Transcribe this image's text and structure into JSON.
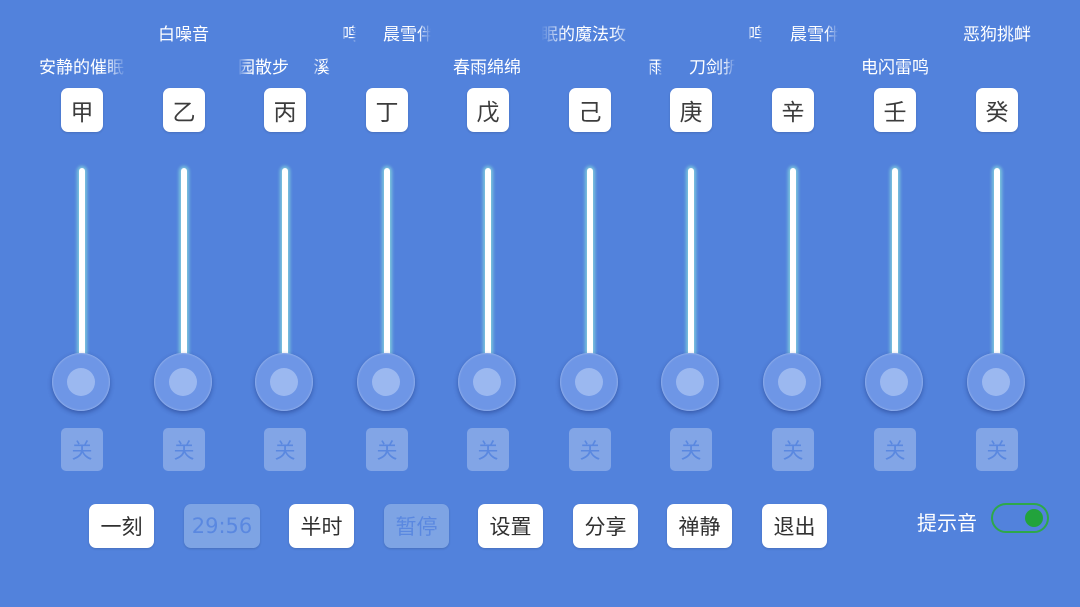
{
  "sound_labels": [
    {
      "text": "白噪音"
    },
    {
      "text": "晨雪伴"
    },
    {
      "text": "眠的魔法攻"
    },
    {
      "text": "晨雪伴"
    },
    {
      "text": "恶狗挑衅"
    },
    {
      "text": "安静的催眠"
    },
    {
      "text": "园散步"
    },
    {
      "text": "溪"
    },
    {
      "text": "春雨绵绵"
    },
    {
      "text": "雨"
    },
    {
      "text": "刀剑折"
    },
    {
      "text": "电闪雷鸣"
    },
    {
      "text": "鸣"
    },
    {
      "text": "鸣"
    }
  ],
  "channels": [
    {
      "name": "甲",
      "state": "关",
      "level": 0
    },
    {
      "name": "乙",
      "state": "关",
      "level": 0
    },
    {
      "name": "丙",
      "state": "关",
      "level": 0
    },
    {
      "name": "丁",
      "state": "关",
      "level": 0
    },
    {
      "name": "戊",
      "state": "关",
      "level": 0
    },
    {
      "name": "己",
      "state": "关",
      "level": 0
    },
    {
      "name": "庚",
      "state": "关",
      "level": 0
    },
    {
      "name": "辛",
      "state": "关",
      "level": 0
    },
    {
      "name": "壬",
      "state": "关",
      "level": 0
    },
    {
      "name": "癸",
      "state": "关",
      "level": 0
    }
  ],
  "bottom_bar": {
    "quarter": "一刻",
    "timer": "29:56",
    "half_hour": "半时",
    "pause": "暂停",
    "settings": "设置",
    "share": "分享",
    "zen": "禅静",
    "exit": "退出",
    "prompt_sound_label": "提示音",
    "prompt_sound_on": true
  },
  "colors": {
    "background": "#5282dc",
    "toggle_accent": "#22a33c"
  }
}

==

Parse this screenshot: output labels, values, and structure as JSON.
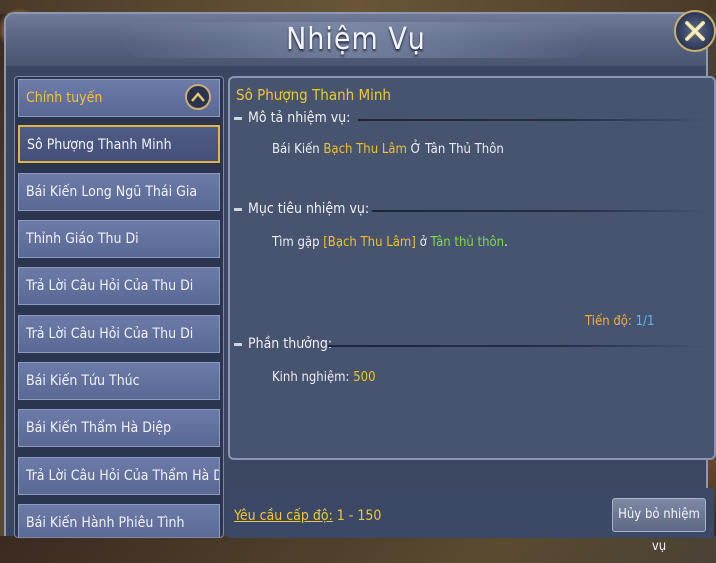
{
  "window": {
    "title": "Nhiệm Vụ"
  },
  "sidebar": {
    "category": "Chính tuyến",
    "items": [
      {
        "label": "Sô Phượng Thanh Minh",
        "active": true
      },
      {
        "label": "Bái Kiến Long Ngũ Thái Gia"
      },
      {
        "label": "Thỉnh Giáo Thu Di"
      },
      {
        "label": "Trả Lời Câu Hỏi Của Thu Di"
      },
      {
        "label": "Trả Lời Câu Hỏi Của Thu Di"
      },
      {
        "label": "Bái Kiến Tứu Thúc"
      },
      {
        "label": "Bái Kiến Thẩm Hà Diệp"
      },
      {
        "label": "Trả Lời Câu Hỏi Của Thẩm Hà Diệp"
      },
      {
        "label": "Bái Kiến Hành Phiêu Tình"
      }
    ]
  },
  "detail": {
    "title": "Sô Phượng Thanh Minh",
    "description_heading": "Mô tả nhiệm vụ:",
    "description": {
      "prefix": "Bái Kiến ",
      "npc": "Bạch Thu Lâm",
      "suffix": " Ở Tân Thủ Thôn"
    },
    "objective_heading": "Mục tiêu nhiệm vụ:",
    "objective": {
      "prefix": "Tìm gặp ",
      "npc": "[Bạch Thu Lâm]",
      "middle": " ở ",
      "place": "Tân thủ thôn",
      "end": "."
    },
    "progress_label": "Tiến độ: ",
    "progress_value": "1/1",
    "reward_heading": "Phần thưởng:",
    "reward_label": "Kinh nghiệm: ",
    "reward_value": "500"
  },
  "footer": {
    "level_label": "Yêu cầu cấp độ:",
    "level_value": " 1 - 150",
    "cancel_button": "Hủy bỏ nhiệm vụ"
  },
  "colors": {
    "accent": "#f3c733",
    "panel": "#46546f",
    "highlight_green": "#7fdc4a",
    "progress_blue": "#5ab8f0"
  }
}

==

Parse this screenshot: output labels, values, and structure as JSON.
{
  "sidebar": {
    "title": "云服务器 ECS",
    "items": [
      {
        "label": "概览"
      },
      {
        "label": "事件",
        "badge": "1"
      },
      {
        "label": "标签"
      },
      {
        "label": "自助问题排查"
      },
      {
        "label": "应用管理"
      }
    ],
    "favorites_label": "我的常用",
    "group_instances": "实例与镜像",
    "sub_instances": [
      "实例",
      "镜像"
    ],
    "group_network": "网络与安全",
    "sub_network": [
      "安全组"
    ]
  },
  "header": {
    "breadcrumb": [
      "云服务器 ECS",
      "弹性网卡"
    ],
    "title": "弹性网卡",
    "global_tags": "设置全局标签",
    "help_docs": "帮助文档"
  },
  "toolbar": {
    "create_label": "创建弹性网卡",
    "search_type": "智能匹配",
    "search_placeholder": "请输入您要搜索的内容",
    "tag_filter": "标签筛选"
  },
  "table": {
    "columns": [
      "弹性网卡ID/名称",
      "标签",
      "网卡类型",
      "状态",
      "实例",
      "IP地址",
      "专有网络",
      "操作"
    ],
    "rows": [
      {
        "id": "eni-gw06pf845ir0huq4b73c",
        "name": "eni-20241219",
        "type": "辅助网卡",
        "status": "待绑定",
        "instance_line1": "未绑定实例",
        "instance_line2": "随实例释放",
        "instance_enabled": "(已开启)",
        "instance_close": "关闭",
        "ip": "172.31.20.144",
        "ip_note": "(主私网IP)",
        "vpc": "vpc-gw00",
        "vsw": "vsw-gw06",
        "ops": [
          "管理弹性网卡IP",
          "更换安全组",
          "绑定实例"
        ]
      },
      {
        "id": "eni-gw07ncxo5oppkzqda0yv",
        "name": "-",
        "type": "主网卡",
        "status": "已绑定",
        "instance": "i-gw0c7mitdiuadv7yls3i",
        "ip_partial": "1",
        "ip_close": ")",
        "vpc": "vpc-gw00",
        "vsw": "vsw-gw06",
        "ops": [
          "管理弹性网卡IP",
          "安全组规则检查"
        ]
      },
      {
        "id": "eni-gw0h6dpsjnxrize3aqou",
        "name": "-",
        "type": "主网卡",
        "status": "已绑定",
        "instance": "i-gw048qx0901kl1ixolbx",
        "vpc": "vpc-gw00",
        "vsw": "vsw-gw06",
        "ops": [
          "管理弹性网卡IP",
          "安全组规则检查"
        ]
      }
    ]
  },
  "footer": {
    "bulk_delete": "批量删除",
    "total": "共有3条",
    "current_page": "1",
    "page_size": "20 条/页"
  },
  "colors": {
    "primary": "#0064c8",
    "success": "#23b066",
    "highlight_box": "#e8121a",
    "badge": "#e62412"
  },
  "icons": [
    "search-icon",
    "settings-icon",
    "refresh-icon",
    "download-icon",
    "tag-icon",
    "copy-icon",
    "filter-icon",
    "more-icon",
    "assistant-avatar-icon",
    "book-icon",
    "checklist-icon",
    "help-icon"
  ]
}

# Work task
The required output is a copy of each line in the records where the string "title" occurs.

# Written response
    "title": "Nhiệm Vụ"
    "title": "Sô Phượng Thanh Minh",
    "title": "云服务器 ECS",
    "title": "弹性网卡",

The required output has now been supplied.